You don’t want to hire someone who makes you feel unsafe, or who you feel may jeopardize the long-term organic success of your business, but you also shouldn't want to hire someone who says things like “create great content and the results will come.” The world of search is competitive, and answers like this display naiveté on the part of a candidate and (to me at least), reveal that he or she doesn't actually know how to drive results in an industry where organic search is fiercely competitive.
You want a gladiator who knows the rules of the arena and how to operate within those rules while gaining every competitive advantage he or she can over your business’s competitors.
I believe that compensation should be tied to the results you achieve, and that while most savvy SEO professionals recognize that some growth is at the whim of Google’s algorithm changes, the best candidates will believe in themselves and their ability to earn more by meeting or exceeding volume or profit goals you set.
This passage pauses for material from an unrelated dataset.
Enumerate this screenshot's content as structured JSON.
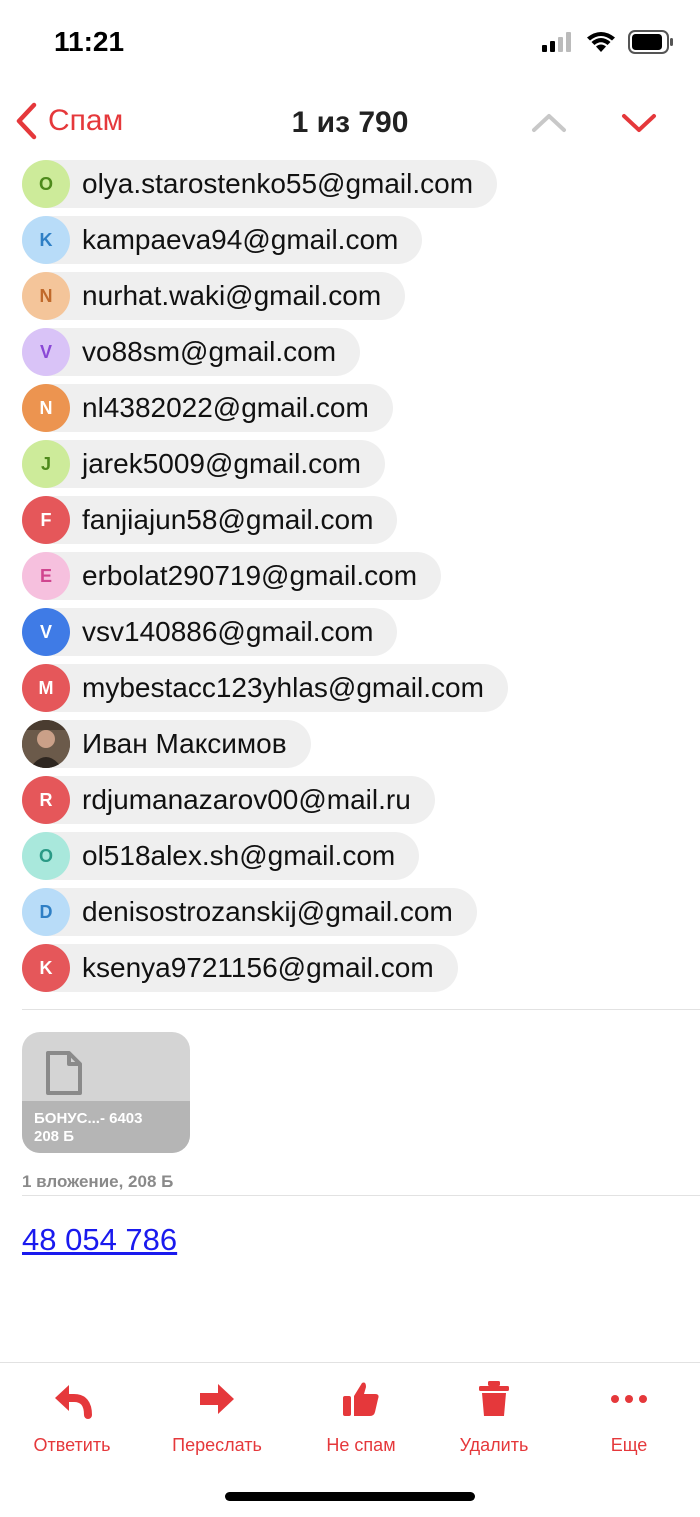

What I like about this question is that it positions you well to structure an offer around a base-salary that’s below market-value, with a performance-based year-end bonus based on an agreed-upon growth figure. This offers candidates earning upside which can net out to significantly more than they could get elsewhere while protecting your company with a lower base salary in the event that results are poor.
Final Thoughts on Asking the Best SEO Interview Questions
While there are other questions I love to ask when interviewing SEO candidates, I hope that these 11 questions and some of the rationale behind why I ask them during SEO interivews is helpful to you as you prepare to interview candidates for your Search Engine Optimization team.
If you have a favorite SEO interview question which I have not included on this list I’d love to hear it – please share it in a comment below!